The event was characterized by a march-past and speeches from the July 22nd Square to Arch 22 in Banjul led by the Gambia Police Band signifying the importance of the day.
Abdoulie T.B. Jarra, Permanent Secretary of the Minister of Environment, Climate Change, Water, Wildlife and Fisheries, in delivering a statement on behalf of his Minister Pa Ousman Jarju, said MESA is a 3-year ECOWAS project launched in December 2014 in The Gambia.
He said their aim is to increase information management, decision making and planning capacity of the African continent among regional and national institutions mandated for environment, climate change, food security and related responsibilities by enhancing access to and exploitation of relevant earth observation applications in Africa.
He added that MESA is AU-EU funded project that builds on results of previous projects such as the preparation for the use of meteo-sat second generation in Africa-PUMA project 2001-2005 and the African monitoring of environment for the sustainable development (AMESD) programme 200-2013.
This is being achieved by enhancing access to reliable, timely and accurate land, marine and climate data and information for Africa, he said.
“MESA is exploiting Earth Observation (EO) data and technologies to promote socio-economic progress towards achieving sustainable development goals,” he added.
He said further: “The purpose of today’s Earth Observation Day celebration is to strengthening policy development framework of participating member states by sensitizing fisheries managers and other stakeholders on the objectives of the MESA project and encouraging them to utilize the products and services in their national policy development framework.
“As you all know the fisheries sector is presently threatened due to the impacts of climate change, poor management practices and over-increasing challenges from illegal, unreported and unregulated (IUU fishing) by some artisanal and industrial fisheries sectors actors, thereby contributing to over exploitation of fisheries and other marine resources.”

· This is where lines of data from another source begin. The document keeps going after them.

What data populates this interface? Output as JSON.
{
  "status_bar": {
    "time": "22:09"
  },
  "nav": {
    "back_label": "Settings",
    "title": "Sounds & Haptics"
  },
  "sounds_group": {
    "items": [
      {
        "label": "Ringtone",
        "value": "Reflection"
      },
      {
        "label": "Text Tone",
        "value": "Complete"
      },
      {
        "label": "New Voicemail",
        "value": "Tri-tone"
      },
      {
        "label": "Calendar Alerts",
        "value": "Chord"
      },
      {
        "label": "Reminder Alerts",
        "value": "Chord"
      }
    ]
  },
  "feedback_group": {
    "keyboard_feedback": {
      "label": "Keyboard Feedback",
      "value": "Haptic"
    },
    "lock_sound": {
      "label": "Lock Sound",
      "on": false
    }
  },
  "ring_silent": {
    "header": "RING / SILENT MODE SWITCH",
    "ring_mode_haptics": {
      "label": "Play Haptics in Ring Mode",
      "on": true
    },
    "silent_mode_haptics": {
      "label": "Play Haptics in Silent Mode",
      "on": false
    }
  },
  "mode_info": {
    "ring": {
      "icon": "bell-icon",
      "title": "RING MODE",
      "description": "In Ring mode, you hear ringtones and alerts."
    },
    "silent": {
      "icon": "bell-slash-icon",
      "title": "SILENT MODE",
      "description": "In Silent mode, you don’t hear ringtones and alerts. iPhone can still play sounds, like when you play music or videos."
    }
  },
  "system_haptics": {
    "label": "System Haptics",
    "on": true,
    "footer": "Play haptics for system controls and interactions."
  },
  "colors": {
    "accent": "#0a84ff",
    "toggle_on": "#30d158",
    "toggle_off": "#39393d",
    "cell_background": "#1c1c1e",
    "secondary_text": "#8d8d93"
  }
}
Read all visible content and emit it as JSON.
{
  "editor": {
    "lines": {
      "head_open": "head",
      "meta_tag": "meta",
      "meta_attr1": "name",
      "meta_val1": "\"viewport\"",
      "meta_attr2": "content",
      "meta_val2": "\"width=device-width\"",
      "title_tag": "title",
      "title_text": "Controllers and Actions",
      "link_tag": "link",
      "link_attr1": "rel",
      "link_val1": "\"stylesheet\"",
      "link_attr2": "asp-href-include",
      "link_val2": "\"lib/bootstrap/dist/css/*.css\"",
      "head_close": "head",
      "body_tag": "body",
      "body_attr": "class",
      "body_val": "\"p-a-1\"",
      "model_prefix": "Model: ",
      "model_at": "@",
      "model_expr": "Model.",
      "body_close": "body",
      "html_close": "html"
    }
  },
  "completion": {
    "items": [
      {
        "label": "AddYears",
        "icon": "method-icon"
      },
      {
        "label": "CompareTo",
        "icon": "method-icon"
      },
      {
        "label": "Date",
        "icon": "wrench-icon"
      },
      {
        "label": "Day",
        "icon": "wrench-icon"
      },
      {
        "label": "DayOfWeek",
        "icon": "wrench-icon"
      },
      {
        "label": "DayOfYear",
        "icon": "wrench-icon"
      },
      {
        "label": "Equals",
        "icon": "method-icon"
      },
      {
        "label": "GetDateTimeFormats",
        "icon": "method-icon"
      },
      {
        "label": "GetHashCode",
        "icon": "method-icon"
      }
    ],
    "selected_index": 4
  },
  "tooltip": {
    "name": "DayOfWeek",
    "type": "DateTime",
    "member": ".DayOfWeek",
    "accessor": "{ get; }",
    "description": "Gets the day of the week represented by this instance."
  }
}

The consequences of IUU fishing are the scarcity of fisheries resources, lack of fish products in the markets and above all food insecurity, he said, adding that these are important economic losses and irreversible threats of destruction on our marine fisheries resources.
He emphasized the need to strengthen the fisheries surveillance unit in collaboration with the Gambia navy.
Concluding he thanked all for observing the EO day, bearing in mind that, “there is a great need to protect the planet we all live in through best practices and informed human actions and public policy choices”.